(SOURCE MATERIAL Opens)
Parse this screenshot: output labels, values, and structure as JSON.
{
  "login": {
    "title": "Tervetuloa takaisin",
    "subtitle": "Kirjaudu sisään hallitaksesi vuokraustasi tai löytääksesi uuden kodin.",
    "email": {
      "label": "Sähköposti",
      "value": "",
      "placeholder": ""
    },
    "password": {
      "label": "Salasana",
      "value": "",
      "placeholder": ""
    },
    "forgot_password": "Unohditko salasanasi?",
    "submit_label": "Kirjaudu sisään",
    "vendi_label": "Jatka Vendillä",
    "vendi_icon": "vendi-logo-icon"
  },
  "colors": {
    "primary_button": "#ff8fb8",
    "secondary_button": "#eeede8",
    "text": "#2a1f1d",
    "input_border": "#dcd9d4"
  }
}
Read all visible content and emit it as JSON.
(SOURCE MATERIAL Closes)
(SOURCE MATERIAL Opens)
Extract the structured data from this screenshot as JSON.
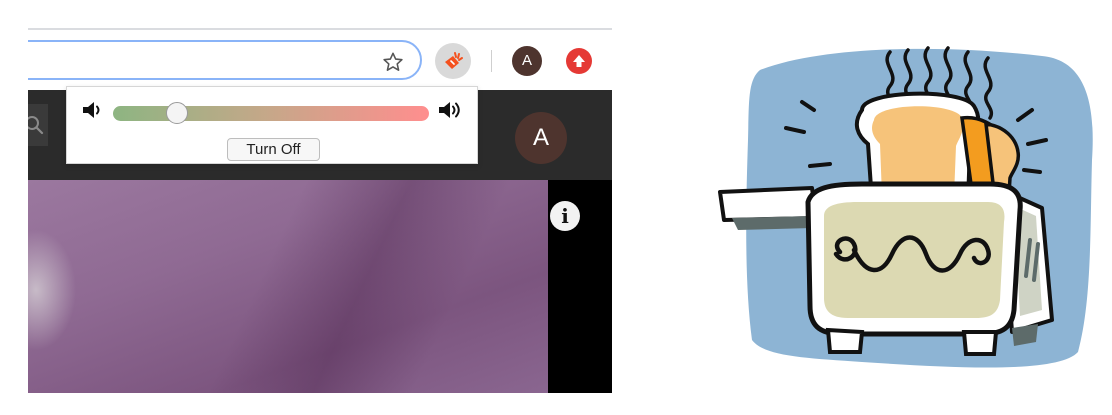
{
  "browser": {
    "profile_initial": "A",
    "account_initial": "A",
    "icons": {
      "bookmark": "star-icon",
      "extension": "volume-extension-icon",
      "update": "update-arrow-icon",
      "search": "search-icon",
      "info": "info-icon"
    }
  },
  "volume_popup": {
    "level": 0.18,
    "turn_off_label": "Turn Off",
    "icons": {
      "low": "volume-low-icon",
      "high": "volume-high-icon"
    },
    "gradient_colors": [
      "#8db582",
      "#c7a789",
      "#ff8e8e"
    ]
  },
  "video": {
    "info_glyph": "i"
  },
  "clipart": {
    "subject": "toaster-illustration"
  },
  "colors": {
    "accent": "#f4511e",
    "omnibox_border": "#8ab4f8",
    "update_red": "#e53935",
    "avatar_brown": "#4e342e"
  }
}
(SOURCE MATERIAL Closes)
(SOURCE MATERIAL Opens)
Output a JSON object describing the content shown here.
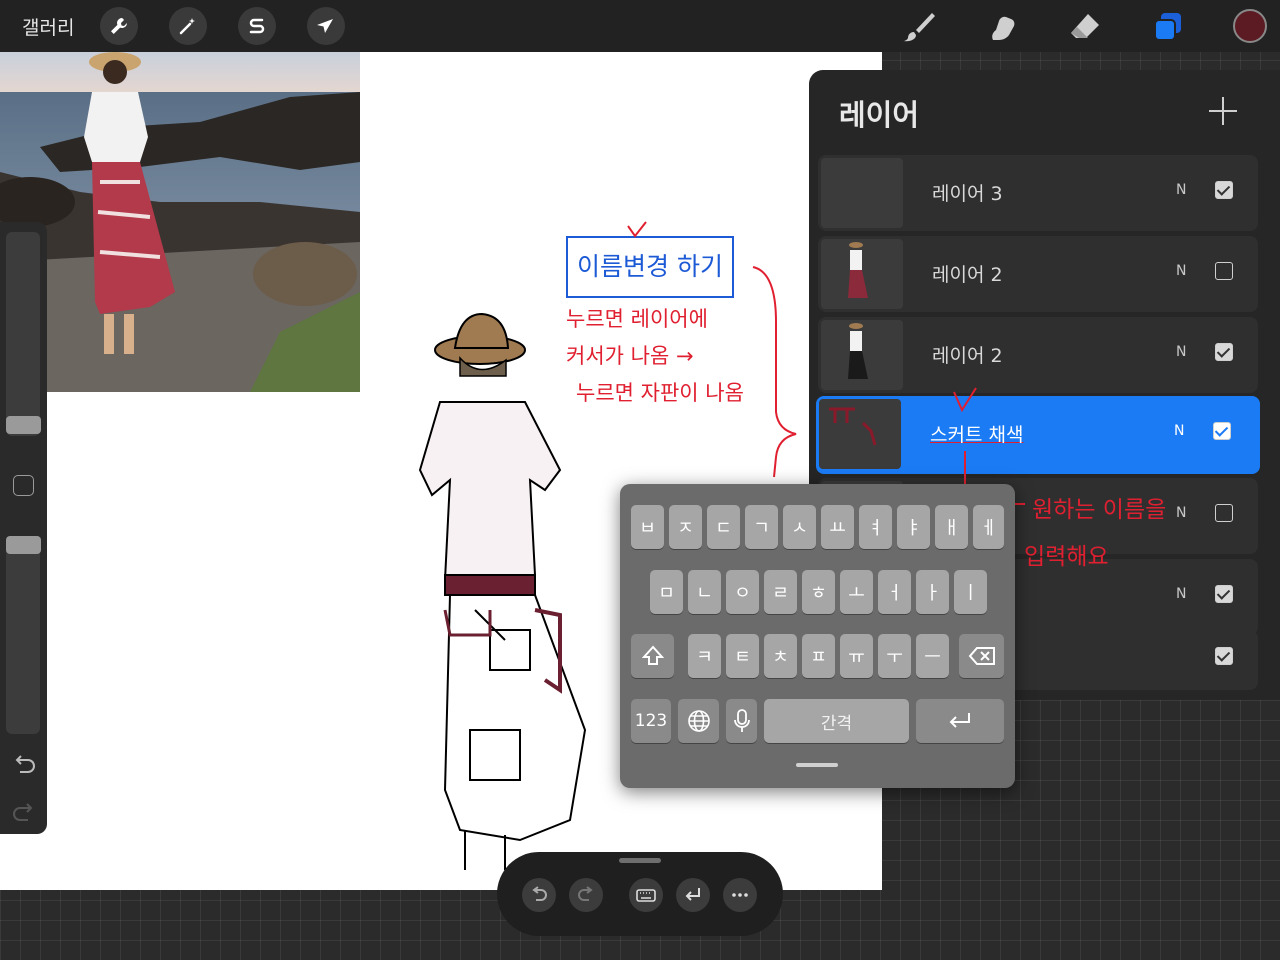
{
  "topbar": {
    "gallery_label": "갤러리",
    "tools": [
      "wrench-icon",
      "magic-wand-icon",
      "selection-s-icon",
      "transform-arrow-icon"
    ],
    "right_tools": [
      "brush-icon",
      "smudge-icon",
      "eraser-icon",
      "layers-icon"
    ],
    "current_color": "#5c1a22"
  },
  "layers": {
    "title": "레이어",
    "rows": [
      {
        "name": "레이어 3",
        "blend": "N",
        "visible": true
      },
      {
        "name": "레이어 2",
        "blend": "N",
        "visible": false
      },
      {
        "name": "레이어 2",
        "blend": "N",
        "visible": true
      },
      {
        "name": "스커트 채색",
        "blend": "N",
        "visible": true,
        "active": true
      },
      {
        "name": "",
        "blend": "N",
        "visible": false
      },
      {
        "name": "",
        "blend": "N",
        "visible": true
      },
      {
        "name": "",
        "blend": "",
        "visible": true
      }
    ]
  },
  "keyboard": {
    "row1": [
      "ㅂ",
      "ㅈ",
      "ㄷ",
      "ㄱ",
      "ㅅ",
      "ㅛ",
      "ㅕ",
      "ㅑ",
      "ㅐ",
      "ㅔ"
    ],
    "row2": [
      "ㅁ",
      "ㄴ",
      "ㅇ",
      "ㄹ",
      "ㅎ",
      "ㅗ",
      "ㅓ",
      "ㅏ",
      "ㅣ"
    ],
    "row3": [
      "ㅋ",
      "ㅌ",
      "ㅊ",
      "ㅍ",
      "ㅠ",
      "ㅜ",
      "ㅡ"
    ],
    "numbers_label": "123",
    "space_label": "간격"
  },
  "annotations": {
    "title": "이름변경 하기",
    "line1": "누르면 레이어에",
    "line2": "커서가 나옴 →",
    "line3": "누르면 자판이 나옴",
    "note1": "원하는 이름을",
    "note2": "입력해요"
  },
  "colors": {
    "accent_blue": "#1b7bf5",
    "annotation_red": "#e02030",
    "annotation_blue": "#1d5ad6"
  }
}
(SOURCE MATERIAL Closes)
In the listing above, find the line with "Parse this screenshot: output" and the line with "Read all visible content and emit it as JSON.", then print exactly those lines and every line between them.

> _WRITTEN REPLY_
Parse this screenshot: output labels, values, and structure as JSON.
{
  "login": {
    "title": "Tervetuloa takaisin",
    "subtitle": "Kirjaudu sisään hallitaksesi vuokraustasi tai löytääksesi uuden kodin.",
    "email": {
      "label": "Sähköposti",
      "value": "",
      "placeholder": ""
    },
    "password": {
      "label": "Salasana",
      "value": "",
      "placeholder": ""
    },
    "forgot_password": "Unohditko salasanasi?",
    "submit_label": "Kirjaudu sisään",
    "vendi_label": "Jatka Vendillä",
    "vendi_icon": "vendi-logo-icon"
  },
  "colors": {
    "primary_button": "#ff8fb8",
    "secondary_button": "#eeede8",
    "text": "#2a1f1d",
    "input_border": "#dcd9d4"
  }
}
Read all visible content and emit it as JSON.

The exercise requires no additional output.